 In addition to the Chairman who was appointed in 2004, there are currently six Supreme Court Justices, all appointed on 29 June 2002 by the President Dahir Rayale Kahin.
 The Organisation of the Judiciary Law 2004, Articles 6 –10 deal with the composition and functions of the Supreme Court.
 The Organisation of the Judiciary Law 2004.
 The Deputies of the Attorney General are appointed by the Judicial Commission on the advice of the Attorney General – see Article 108 (below and Article 44(3) of the Organisation of the Judiciary Law 2004).
These courts deal only with military personnel under the Code of Military Criminal Law in Peace and War (Legislative Decree No: 2 of 24/12/1963 and the Code of Military Criminal Procedure in Peace and War (Legislative Decree No: 1 of 31/3/1964).
 See Articles 107 and 108 for the composition and functions of the Judicial Commission.
 In the previous Constitution, the requisite experience was 20 years.
 In the previous Constitution, the President required the written consent of the Standing Committees of both Houses of Parliament
 These decisions are the ones relating to the functions of the Commission, which are set out in Article 108 of the Constitution.
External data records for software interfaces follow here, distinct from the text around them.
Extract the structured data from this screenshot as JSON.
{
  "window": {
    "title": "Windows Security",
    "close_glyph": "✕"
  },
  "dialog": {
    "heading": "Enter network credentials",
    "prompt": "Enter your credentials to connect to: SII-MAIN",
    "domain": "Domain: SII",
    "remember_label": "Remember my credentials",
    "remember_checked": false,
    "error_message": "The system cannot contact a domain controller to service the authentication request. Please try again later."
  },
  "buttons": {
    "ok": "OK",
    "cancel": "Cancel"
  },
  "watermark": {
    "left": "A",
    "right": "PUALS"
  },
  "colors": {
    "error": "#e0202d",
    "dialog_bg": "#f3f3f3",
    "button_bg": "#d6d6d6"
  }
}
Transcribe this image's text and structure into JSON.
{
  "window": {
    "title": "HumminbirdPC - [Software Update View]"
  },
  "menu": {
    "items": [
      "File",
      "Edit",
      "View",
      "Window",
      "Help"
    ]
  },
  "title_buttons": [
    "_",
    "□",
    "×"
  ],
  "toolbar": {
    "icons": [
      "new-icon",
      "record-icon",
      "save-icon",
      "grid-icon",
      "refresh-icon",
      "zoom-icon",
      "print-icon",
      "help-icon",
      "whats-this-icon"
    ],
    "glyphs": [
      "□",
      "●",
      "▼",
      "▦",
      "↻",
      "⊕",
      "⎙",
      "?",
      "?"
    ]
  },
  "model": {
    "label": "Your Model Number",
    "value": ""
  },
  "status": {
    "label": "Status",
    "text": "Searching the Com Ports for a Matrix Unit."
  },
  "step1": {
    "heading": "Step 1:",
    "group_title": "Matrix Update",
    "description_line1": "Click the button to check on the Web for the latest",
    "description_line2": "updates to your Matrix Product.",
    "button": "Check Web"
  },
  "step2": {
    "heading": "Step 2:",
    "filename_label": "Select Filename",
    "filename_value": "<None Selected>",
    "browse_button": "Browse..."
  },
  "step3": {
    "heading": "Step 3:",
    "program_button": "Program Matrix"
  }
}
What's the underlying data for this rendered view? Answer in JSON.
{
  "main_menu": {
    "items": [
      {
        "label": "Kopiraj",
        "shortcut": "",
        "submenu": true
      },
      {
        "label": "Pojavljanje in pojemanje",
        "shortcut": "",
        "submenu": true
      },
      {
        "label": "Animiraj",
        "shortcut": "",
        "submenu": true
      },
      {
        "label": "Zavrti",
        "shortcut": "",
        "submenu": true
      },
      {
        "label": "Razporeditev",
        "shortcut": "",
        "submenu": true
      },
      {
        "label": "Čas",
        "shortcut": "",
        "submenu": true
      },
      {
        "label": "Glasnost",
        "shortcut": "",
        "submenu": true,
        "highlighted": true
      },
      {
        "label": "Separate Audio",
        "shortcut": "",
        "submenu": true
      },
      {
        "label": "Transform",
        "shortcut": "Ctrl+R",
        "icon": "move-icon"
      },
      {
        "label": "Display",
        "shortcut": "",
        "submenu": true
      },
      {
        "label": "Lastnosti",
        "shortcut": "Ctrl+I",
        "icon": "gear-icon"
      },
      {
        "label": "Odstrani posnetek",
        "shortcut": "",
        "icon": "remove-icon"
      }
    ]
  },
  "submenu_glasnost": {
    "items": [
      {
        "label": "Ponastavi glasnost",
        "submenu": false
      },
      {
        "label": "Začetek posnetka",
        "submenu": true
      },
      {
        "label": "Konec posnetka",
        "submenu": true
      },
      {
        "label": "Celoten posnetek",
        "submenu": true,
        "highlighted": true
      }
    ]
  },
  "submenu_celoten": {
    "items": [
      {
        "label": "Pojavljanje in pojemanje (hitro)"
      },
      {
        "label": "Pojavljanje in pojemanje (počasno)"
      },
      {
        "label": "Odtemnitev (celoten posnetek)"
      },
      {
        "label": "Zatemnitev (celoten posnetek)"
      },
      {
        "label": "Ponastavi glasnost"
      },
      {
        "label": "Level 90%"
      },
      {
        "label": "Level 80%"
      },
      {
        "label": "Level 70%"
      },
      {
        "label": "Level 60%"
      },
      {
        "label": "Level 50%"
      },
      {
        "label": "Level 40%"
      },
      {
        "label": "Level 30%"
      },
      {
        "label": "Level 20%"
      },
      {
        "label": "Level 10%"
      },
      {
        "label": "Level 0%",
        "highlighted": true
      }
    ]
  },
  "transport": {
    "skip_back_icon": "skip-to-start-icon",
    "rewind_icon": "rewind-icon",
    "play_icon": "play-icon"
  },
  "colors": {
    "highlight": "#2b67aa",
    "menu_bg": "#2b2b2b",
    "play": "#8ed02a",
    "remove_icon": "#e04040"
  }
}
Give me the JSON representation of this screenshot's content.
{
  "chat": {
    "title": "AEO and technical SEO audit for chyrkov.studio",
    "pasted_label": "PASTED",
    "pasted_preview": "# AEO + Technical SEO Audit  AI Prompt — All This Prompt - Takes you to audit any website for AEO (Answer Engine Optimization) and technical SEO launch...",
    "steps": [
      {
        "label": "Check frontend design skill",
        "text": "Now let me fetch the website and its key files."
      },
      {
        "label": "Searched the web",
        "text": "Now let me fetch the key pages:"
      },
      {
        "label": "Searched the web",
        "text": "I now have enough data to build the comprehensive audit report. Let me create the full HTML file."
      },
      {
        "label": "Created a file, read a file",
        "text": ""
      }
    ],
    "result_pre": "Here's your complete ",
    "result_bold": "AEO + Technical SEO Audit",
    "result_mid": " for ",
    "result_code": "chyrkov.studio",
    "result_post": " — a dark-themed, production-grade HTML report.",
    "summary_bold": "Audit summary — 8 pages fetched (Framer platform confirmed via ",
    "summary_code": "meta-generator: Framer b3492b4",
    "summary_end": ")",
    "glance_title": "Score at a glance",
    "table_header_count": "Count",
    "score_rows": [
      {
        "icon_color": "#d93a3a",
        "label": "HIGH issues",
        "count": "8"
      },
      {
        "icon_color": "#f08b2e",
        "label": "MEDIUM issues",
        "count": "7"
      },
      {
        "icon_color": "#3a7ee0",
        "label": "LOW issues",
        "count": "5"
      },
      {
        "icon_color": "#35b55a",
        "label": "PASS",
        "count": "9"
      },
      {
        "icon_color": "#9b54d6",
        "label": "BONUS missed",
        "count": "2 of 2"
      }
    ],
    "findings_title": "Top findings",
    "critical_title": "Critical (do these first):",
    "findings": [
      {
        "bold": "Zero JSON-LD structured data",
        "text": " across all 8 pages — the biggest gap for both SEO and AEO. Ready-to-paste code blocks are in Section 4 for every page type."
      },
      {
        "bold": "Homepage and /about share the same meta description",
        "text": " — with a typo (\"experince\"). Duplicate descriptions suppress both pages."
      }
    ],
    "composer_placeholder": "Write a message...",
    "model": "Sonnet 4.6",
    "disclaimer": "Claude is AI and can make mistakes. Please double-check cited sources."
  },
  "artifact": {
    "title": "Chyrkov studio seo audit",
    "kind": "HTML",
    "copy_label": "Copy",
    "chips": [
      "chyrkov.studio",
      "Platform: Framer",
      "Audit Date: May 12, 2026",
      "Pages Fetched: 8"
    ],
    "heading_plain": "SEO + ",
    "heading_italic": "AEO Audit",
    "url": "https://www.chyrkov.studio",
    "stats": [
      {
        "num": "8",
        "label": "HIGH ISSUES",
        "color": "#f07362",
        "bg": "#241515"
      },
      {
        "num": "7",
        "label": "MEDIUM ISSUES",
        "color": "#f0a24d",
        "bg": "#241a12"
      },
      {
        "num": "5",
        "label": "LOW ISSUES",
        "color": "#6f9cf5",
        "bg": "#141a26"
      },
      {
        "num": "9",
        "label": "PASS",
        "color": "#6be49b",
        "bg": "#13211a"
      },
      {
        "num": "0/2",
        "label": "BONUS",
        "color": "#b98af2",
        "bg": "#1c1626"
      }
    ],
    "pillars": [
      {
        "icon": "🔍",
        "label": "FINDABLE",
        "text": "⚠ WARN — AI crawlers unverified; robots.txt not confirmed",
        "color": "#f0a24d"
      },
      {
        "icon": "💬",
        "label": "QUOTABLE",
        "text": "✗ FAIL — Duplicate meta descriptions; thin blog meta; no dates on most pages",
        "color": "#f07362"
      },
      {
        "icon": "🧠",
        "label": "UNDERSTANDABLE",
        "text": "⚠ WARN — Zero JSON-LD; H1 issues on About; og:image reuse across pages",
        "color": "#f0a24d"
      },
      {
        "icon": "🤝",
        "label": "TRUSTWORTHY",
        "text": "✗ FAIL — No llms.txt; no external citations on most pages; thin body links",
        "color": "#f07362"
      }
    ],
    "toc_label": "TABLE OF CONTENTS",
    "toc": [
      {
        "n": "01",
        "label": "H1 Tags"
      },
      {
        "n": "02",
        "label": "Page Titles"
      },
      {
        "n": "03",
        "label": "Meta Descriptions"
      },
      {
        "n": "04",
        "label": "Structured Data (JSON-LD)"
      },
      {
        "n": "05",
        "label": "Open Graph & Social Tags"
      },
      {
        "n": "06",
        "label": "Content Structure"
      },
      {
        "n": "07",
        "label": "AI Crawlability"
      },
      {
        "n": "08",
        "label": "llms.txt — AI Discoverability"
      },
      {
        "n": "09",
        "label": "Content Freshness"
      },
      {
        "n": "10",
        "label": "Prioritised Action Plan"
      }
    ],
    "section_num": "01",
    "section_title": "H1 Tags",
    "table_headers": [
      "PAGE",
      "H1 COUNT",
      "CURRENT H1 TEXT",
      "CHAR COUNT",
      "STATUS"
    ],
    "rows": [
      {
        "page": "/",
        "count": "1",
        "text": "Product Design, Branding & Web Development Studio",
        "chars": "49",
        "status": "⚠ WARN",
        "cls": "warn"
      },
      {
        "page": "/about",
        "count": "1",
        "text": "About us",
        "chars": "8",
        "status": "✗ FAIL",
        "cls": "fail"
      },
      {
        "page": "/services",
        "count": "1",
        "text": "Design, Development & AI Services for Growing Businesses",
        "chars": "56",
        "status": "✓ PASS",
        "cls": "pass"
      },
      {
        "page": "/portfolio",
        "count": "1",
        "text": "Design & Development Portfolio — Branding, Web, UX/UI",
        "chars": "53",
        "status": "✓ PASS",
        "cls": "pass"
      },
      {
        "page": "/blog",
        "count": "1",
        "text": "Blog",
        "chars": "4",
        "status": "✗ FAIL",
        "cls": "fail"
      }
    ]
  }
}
Article 34 of the 2004 Law makes this link, for the avoidance of any doubt (a there has been some concerns in this respect) and adds that “the decisions of the Judicial Commission shall come into force when the Commission makes them and signs them, and it is incumbent on the Ministry of Justice to implement them.” Final Decisions relating to disciplinary issues shall be implemented by the Ministry within 7 days (Article 39(4) of the 2004 Law). In these cases concerning disciplinary action, the subject may ask for a review of the decision within 7 days, and the Commission is obliged to consider the review (Article 42 of the 2004 Law).